A CBI court on Thursday passed an order rejecting the plea of the CBI to issue summons to two magistrates who had recorded statements of three crucial witnesses in a ten-year-old case.
The central agency had sought to summon the two magistrates as one witness among the three had expired and the other two were untraceable. The summons sent by it to the other two were returned unserved as they were no longer living at their addresses. The CBI was not aware of their whereabouts to be able to secure their presence in court.
Special CBI judge Anand L. Yawalkar relied on a 2003 Andhra Pradesh HC order which observed that it was not necessary for sessions judges to summon concerned magistrate when a statement is recorded by the magistrate in discharge of his official duty. It had further observed that such a statement is a public document which does not require any formal proof. Judge Yawalakar stated that the HC order had also observed that even if such a statement is recorded by the magistrate, it is not a substantive piece of evidence and only a previous statement that can be used by the prosecution for corroboration and by the defence for contradiction under the Indian Evidence Act.
The special court said that summoning the magistrate to prove that the statement was recorded on oath and as per say of the witness is not necessary. It opined that calling a magistrate to give evidence results in loss of valuable time of the magistrate as well as of litigants and the exchequer.

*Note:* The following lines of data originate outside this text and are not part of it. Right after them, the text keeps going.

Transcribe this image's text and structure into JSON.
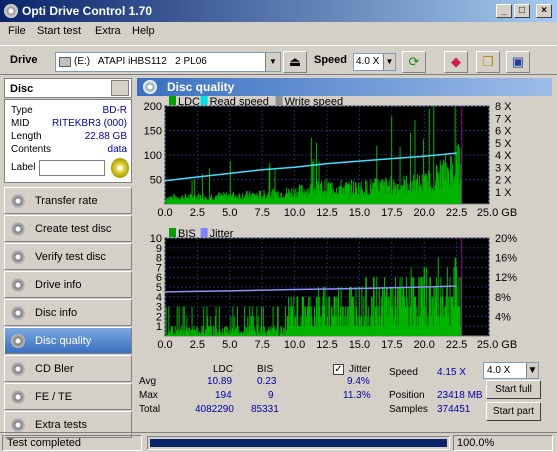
{
  "window": {
    "title": "Opti Drive Control 1.70"
  },
  "menu": [
    "File",
    "Start test",
    "Extra",
    "Help"
  ],
  "toolbar": {
    "drive_label": "Drive",
    "drive_value": "(E:)   ATAPI iHBS112   2 PL06",
    "speed_label": "Speed",
    "speed_value": "4.0 X"
  },
  "disc": {
    "header": "Disc",
    "type_label": "Type",
    "type_value": "BD-R",
    "mid_label": "MID",
    "mid_value": "RITEKBR3 (000)",
    "length_label": "Length",
    "length_value": "22.88 GB",
    "contents_label": "Contents",
    "contents_value": "data",
    "label_label": "Label"
  },
  "nav": [
    "Transfer rate",
    "Create test disc",
    "Verify test disc",
    "Drive info",
    "Disc info",
    "Disc quality",
    "CD Bler",
    "FE / TE",
    "Extra tests"
  ],
  "nav_active": 5,
  "panel_title": "Disc quality",
  "chart_data": [
    {
      "type": "bar",
      "legend": [
        "LDC",
        "Read speed",
        "Write speed"
      ],
      "legend_colors": [
        "#00a000",
        "#00e0e0",
        "#909090"
      ],
      "x_ticks": [
        "0.0",
        "2.5",
        "5.0",
        "7.5",
        "10.0",
        "12.5",
        "15.0",
        "17.5",
        "20.0",
        "22.5",
        "25.0 GB"
      ],
      "y_left_ticks": [
        "200",
        "150",
        "100",
        "50"
      ],
      "y_right_ticks": [
        "8 X",
        "7 X",
        "6 X",
        "5 X",
        "4 X",
        "3 X",
        "2 X",
        "1 X"
      ],
      "xlim": [
        0,
        25
      ],
      "ylim": [
        0,
        200
      ],
      "ldc_profile": [
        [
          0,
          15
        ],
        [
          2.5,
          18
        ],
        [
          5,
          20
        ],
        [
          7.5,
          22
        ],
        [
          10,
          30
        ],
        [
          12.5,
          40
        ],
        [
          15,
          38
        ],
        [
          17.5,
          45
        ],
        [
          20,
          50
        ],
        [
          22.5,
          95
        ]
      ],
      "read_speed": [
        [
          0,
          1.9
        ],
        [
          2.5,
          2.2
        ],
        [
          5,
          2.5
        ],
        [
          7.5,
          2.8
        ],
        [
          10,
          3.0
        ],
        [
          12.5,
          3.3
        ],
        [
          15,
          3.5
        ],
        [
          17.5,
          3.7
        ],
        [
          20,
          3.9
        ],
        [
          22.5,
          4.15
        ]
      ]
    },
    {
      "type": "bar",
      "legend": [
        "BIS",
        "Jitter"
      ],
      "legend_colors": [
        "#00a000",
        "#8080ff"
      ],
      "x_ticks": [
        "0.0",
        "2.5",
        "5.0",
        "7.5",
        "10.0",
        "12.5",
        "15.0",
        "17.5",
        "20.0",
        "22.5",
        "25.0 GB"
      ],
      "y_left_ticks": [
        "10",
        "9",
        "8",
        "7",
        "6",
        "5",
        "4",
        "3",
        "2",
        "1"
      ],
      "y_right_ticks": [
        "20%",
        "16%",
        "12%",
        "8%",
        "4%"
      ],
      "xlim": [
        0,
        25
      ],
      "ylim": [
        0,
        10
      ],
      "bis_profile": [
        [
          0,
          1
        ],
        [
          5,
          1
        ],
        [
          10,
          3
        ],
        [
          12.5,
          3.5
        ],
        [
          15,
          4
        ],
        [
          17.5,
          4.5
        ],
        [
          20,
          5
        ],
        [
          22.5,
          6
        ]
      ],
      "jitter": [
        [
          0,
          9.0
        ],
        [
          5,
          9.2
        ],
        [
          10,
          9.5
        ],
        [
          15,
          9.7
        ],
        [
          20,
          10.0
        ],
        [
          22.5,
          10.2
        ]
      ]
    }
  ],
  "stats": {
    "col_ldc": "LDC",
    "col_bis": "BIS",
    "jitter_label": "Jitter",
    "avg_label": "Avg",
    "max_label": "Max",
    "total_label": "Total",
    "avg_ldc": "10.89",
    "avg_bis": "0.23",
    "avg_jitter": "9.4%",
    "max_ldc": "194",
    "max_bis": "9",
    "max_jitter": "11.3%",
    "total_ldc": "4082290",
    "total_bis": "85331",
    "speed_label": "Speed",
    "speed_value": "4.15 X",
    "position_label": "Position",
    "position_value": "23418 MB",
    "samples_label": "Samples",
    "samples_value": "374451",
    "speed_select": "4.0 X",
    "start_full": "Start full",
    "start_part": "Start part"
  },
  "status": {
    "text": "Test completed",
    "percent": "100.0%",
    "progress": 1.0
  }
}
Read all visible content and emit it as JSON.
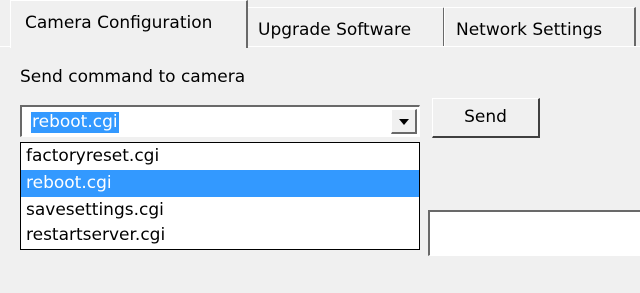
{
  "tabs": [
    {
      "label": "Camera Configuration",
      "active": true
    },
    {
      "label": "Upgrade Software",
      "active": false
    },
    {
      "label": "Network Settings",
      "active": false
    }
  ],
  "command": {
    "label": "Send command to camera",
    "selected_value": "reboot.cgi",
    "send_label": "Send",
    "options": [
      "factoryreset.cgi",
      "reboot.cgi",
      "savesettings.cgi",
      "restartserver.cgi"
    ],
    "highlighted_option": "reboot.cgi"
  },
  "text_field": {
    "value": ""
  },
  "colors": {
    "selection": "#3399ff",
    "background": "#f0f0f0",
    "shadow": "#696969",
    "highlight": "#ffffff"
  },
  "icons": {
    "dropdown_arrow": "triangle-down-icon"
  }
}
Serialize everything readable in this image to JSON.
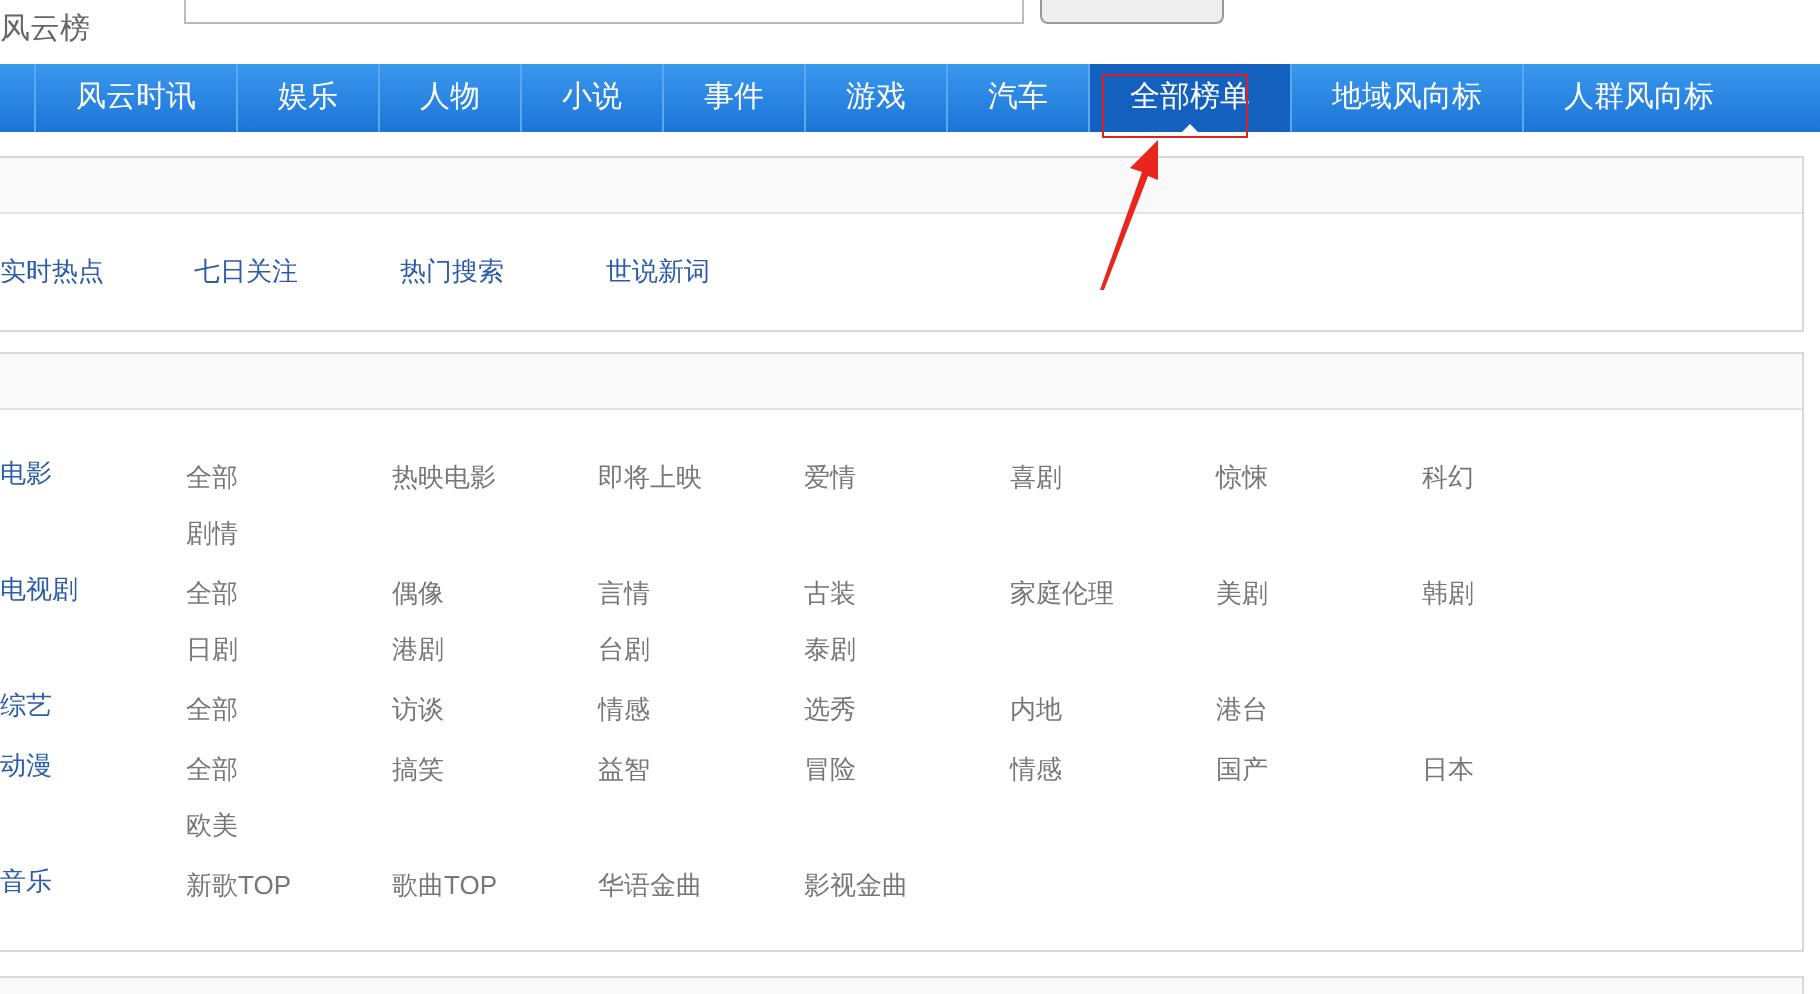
{
  "logo": {
    "text": "风云榜"
  },
  "nav": [
    {
      "label": "风云时讯",
      "selected": false
    },
    {
      "label": "娱乐",
      "selected": false
    },
    {
      "label": "人物",
      "selected": false
    },
    {
      "label": "小说",
      "selected": false
    },
    {
      "label": "事件",
      "selected": false
    },
    {
      "label": "游戏",
      "selected": false
    },
    {
      "label": "汽车",
      "selected": false
    },
    {
      "label": "全部榜单",
      "selected": true
    },
    {
      "label": "地域风向标",
      "selected": false
    },
    {
      "label": "人群风向标",
      "selected": false
    }
  ],
  "sections": [
    {
      "rows": [
        {
          "items": [
            "实时热点",
            "七日关注",
            "热门搜索",
            "世说新词"
          ],
          "kind": "links"
        }
      ]
    },
    {
      "rows": [
        {
          "kind": "category",
          "label": "电影",
          "items": [
            "全部",
            "热映电影",
            "即将上映",
            "爱情",
            "喜剧",
            "惊悚",
            "科幻",
            "剧情"
          ]
        },
        {
          "kind": "category",
          "label": "电视剧",
          "items": [
            "全部",
            "偶像",
            "言情",
            "古装",
            "家庭伦理",
            "美剧",
            "韩剧",
            "日剧",
            "港剧",
            "台剧",
            "泰剧"
          ]
        },
        {
          "kind": "category",
          "label": "综艺",
          "items": [
            "全部",
            "访谈",
            "情感",
            "选秀",
            "内地",
            "港台"
          ]
        },
        {
          "kind": "category",
          "label": "动漫",
          "items": [
            "全部",
            "搞笑",
            "益智",
            "冒险",
            "情感",
            "国产",
            "日本",
            "欧美"
          ]
        },
        {
          "kind": "category",
          "label": "音乐",
          "items": [
            "新歌TOP",
            "歌曲TOP",
            "华语金曲",
            "影视金曲"
          ]
        }
      ]
    }
  ]
}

The court said that in the present case, the evidence of the prosecution is near completion and the trial has been pending since the last more than ten years, it would not be appropriate to wait any further when the prosecution itself is not aware of the whereabouts of the witnesses.